Our research in fluid dynamics and acoustics is based on the premise that fundamental analysis of the governing equations, combined with modelling approximations and the use of modern software packages and computational techniques, provide an inexhaustible source of useful results in practical problems. For example, our basic studies of way aircraft engines produce sound rays have been widely used in the aircraft industry; and we have made detailed contributions to design studies of the acoustic aspects of the next generation of submarines. In turbomachinery research, we are at the centre of an international consortium analysing vibration and resonance aspects of combustion.
Much of our work relates to the environment, especially as mediated by the atmosphere and oceans. We are experts on all types of waves in the ocean, from ordinary sea waves with which everybody is familiar, to giant `rogue' waves which appear out of nowhere in some seas of the world, and also tsunamis, of such devastating impact, produced by underwater earthquakes.
A crucial aspect of aircraft performance is the response of the boundary layers of air on the wings to incoming disturbances, and the way that these disturbances lead to waves and instability in the fluid flow. We perform high-level mathematical studies, involving asymptotic methods of great sophistication and power, to analyse in detail the properties of these waves, and their effect on aircraft performance.
Fluid dynamics is a major aspect of our research under other themes; indeed, it is the ultimate inter-disciplinary subject. For example, see our theme Solid Dynamics and Elasticity for fluid-structure interaction (which is everywhere!), and Biomechanics for the fluid dynamics of thin films, especially in the mucous lining of the lungs.
(Supervisor in parentheses)
- A. R. Alharbi (S. Naire) - Numerical solution of thin film flow equations using moving adaptive mesh methods (thesis submitted)
- R. Danyi (J. J. Healey)

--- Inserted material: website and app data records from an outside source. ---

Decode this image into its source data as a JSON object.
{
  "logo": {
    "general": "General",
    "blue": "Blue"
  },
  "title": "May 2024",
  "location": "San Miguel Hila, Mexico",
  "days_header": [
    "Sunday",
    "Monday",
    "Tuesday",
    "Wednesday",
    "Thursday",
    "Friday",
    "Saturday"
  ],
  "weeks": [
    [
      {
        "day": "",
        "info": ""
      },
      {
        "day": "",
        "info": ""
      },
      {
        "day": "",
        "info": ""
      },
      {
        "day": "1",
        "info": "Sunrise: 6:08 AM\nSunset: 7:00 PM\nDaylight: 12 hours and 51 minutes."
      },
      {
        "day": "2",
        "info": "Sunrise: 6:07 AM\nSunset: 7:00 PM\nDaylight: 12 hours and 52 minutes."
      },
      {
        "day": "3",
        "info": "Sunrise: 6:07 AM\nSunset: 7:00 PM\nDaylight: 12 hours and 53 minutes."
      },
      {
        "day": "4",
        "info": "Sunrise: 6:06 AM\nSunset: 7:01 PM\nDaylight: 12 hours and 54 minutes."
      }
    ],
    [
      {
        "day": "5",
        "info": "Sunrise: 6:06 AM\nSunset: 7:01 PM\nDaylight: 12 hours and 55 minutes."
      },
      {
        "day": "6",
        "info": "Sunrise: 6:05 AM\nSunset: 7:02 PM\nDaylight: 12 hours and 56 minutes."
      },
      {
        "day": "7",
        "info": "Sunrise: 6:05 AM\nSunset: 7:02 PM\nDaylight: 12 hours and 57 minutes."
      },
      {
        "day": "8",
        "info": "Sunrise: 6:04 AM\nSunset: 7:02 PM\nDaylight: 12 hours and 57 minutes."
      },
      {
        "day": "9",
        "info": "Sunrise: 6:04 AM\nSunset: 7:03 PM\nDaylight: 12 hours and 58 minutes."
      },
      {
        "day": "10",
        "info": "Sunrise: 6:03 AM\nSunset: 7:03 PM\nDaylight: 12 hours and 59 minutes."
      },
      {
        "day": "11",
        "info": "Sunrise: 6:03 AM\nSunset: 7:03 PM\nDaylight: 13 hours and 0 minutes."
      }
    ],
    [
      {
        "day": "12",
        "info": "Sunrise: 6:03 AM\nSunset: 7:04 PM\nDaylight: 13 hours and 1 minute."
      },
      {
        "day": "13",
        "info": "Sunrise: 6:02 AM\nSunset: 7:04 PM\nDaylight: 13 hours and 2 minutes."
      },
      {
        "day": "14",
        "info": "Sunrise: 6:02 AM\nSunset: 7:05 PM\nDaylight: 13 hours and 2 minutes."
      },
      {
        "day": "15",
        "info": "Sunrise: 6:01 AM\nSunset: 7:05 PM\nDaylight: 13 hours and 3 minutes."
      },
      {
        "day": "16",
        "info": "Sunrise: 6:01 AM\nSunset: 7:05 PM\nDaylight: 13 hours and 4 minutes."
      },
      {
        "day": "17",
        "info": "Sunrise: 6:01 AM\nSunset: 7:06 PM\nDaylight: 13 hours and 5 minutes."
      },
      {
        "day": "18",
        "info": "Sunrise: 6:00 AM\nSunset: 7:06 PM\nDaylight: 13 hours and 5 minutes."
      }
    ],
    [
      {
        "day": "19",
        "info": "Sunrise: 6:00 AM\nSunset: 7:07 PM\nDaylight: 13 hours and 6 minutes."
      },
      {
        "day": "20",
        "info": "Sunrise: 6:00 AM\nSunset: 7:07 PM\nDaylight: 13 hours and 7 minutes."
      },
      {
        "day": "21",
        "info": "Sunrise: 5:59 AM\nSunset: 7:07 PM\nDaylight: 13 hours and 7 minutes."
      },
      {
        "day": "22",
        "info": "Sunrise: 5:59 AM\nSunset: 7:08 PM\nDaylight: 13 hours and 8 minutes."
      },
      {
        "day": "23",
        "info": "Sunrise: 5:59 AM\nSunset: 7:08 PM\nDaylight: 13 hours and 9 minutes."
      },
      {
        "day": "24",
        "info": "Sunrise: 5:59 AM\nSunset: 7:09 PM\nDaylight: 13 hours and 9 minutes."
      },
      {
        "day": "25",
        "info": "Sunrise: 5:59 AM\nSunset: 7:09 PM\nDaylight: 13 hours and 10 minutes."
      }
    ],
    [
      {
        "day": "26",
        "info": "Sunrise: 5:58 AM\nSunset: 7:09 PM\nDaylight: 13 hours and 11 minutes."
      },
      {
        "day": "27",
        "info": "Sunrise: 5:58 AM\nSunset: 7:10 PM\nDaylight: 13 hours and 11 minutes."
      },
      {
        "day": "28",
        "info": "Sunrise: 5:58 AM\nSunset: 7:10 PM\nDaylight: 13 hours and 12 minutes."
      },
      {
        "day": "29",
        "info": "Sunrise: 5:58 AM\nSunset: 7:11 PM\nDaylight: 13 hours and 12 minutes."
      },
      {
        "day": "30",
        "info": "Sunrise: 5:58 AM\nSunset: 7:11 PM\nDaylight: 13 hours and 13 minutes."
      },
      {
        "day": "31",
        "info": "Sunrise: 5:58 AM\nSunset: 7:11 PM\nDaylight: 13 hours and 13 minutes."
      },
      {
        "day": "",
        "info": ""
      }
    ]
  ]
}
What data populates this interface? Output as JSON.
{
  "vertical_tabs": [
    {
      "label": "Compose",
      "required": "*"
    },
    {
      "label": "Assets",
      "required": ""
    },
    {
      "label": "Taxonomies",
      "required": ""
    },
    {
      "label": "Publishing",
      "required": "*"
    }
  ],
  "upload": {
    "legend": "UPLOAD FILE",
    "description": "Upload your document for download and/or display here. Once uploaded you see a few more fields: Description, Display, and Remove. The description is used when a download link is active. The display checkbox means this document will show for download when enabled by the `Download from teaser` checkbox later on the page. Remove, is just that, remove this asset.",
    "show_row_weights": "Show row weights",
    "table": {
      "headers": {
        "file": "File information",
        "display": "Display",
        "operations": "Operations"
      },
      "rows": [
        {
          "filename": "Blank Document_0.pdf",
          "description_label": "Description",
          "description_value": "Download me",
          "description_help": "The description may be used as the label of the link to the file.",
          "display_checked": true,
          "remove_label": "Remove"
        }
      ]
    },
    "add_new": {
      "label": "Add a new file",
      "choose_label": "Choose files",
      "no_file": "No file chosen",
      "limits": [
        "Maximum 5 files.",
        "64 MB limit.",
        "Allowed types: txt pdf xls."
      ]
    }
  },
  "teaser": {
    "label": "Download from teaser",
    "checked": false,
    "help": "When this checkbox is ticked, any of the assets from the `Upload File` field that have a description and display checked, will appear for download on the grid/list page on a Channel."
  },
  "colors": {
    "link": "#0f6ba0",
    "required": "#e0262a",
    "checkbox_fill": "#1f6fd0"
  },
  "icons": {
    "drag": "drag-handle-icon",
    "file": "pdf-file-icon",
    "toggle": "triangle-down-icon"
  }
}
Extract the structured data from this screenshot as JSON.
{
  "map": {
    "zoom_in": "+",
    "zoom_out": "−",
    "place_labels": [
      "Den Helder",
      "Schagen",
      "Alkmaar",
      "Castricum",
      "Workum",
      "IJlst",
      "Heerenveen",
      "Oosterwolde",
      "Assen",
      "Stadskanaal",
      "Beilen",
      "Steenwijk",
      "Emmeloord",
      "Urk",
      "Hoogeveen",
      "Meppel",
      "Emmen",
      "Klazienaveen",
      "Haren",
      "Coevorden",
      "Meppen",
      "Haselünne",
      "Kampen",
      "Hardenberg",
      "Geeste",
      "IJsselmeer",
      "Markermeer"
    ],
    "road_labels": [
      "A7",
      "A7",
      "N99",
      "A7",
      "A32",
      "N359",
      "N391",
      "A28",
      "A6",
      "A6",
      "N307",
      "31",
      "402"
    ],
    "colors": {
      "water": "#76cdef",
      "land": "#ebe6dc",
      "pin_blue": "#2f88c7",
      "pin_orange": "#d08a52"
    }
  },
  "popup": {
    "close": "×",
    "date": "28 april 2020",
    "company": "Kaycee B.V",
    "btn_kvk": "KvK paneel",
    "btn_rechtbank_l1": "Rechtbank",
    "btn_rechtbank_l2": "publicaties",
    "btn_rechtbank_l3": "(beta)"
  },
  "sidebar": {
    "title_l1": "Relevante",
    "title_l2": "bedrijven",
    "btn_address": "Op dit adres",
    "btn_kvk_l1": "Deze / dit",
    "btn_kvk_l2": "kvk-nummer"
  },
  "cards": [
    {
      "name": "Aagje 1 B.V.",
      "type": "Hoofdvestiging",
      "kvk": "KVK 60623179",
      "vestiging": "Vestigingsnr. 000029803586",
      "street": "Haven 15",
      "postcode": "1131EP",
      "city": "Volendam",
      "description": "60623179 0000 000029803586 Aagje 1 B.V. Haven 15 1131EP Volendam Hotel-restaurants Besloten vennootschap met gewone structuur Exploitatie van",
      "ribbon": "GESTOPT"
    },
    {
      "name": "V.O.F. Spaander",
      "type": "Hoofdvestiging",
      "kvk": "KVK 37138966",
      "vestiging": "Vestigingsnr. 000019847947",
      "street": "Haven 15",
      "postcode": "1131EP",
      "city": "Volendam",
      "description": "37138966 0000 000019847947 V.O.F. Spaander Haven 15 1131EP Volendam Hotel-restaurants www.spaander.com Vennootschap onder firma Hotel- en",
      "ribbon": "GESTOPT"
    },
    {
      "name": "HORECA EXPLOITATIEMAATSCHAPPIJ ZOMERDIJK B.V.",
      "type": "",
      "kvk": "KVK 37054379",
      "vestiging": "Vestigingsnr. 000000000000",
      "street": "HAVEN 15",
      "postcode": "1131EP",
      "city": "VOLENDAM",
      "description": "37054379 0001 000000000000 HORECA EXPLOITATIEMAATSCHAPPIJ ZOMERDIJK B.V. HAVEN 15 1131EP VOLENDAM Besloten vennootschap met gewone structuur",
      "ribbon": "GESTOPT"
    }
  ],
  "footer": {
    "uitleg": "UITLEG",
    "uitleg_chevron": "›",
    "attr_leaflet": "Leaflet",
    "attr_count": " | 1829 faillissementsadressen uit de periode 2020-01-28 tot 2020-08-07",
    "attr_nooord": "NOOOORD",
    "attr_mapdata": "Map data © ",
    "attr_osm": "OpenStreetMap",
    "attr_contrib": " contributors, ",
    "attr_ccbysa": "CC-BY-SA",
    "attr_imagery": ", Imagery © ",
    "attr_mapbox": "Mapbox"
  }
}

- G. Algwauish ( joint with Geophysics, S. Naire co-supervisor)- Modelling of lava flows
- R. Almelah (V. I. Shrira)
(Includes date of thesis)
J. V. Goddard 2014 (S. Naire)- Fingering instabilities in gravity and surfactant-related thin film flows
- Professor S. V. Sorokin (Aalborg University, Denmark)
CHAPMAN, C. J. (2000) High Speed Flow. Cambridge University Press.
Papers and articles
CHAPMAN, C. J. (2015) Shock Waves. In: N. J. Higham (Ed.) Princeton Companion to Applied Mathematics (USA, Princeton University Press), pp. 720-724.
CHAPMAN, C. J. (2015) Aircraft Noise. In: N. J. Higham (Ed.) Princeton Companion to Applied Mathematics (USA, Princeton University Press), pp. 783-787.
CHAPMAN, C. J. (2014) Mathematics in a Changing World, Mathematics Today 50, 256-257.
CHAPMAN, C.J. (2012) The asymptotic theory of dispersion relations containing Bessel functions of imaginary order, Proceedings of the Royal Society of London A 468, pp.4008-40023.
YUMASHEV, D., CHAPMAN, C. J. et al. (2012) Broadband Hydroacoustic Research, pp. 1-40. Contract report DSTLX-1000 BHAR, presented to MoD.
For further publications by C.J. Chapman, see the Theoretical Solid Mechanics page.